HSBC’s Swiss private banking arm has agreed to pay nearly $336m to settle a tax fraud case in Belgium, prosecutors said on Tuesday, in the latest blow dealt by the European Union to the Alpine state’s banking sector.
HSBC, Europe’s largest bank, was “charged by a prosecutor in 2014 for serious and organised tax fraud, forgery and falsification of records, money-laundering and illegal use of financial intermediaries”, said prosecutors.
They alleged that HSBC helped and encouraged the avoidance of the EU savings tax by creating offshore companies in Panama and other tax havens in the Caribbean for wealthy Belgian clients “with no other purpose but to hide money”.
A spokesman for HSBC declined to comment. But it has already not been a good week for the bank, which announced 4,000 job losses and parted ways with CEO John Flint on Monday.
The bank has now made and committed to a significant overhaul of its practices to counter financial crime risks following the Belgian allegations, prosecutors said.
European governments have stepped up their pressure on banks and tax havens in recent years after a string of media revelations – including of the disclosure of the Panama Papers, exposed tax avoidance and evasion schemes that helped the wealthy to avoid paying taxes in the bloc.

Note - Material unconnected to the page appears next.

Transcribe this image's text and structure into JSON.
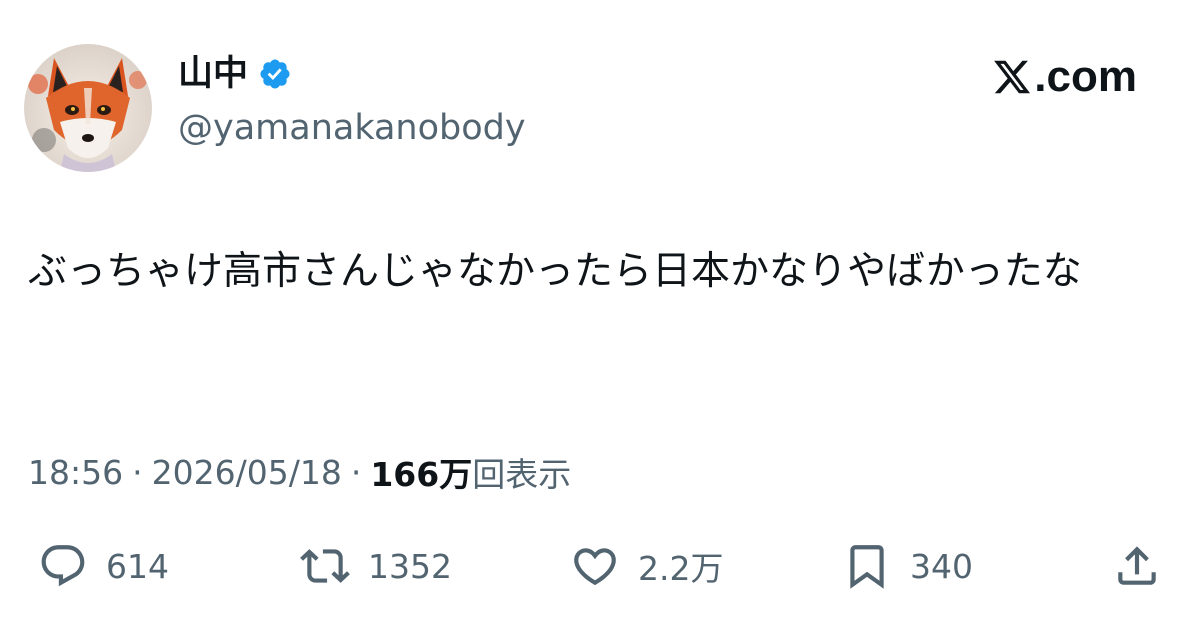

The Belgian prosecutors said that under the settlement, which still needs to be endorsed by Belgian judges, HSBC agreed to pay $330m to the Belgian state for losses in tax revenues caused by the alleged illegal activities carried out by the bank since 2013.
The prosecutors estimated that money transferred to these financial vehicles could amount to several billions of dollars.

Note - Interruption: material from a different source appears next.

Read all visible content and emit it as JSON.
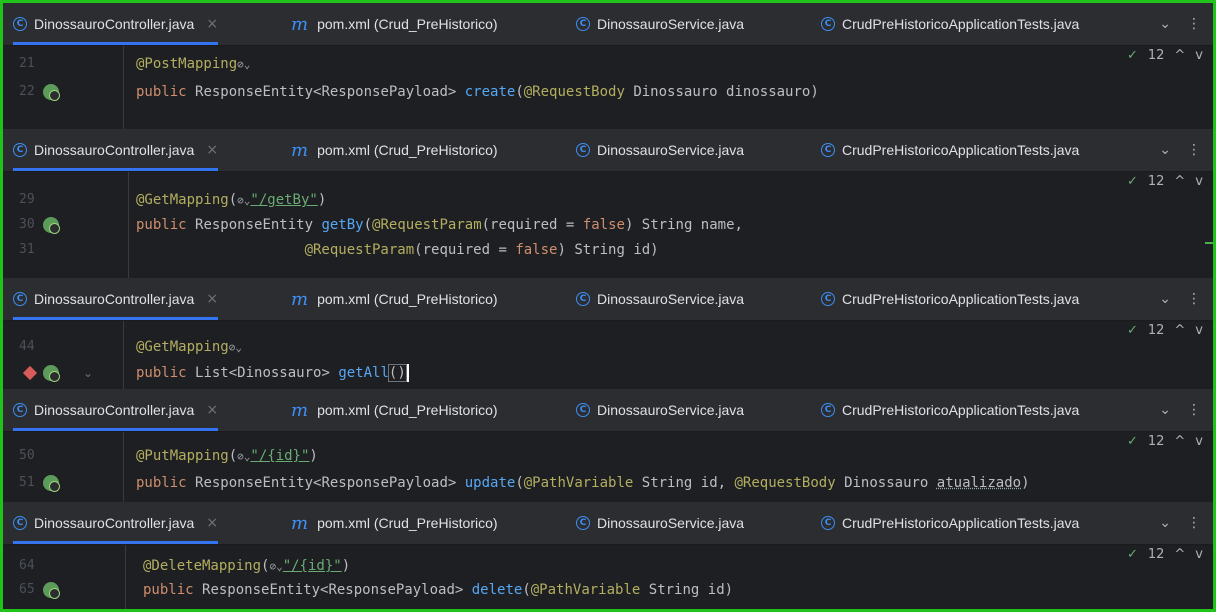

More than a thousand Belgian taxpayers could have used HSBC’s illegal schemes, which mostly served clients active in the Antwerp diamond business, prosecutors said.
In addition to the tax fraud, the prosecutors’ statement said part of the illegal transfers could have involved money laundering.
The settlement comes after a French court in February ordered UBS, another Swiss lender, to pay $5bn in penalties for illegally soliciting clients and laundering the proceeds of tax evasion. UBS, which is under investigation in Belgium for a similar case, denies the charges.
Swiss banks have been exposed to such legal challenges since 2004, when Bern agreed to apply an EU tax on the savings income of its lenders’ EU clients.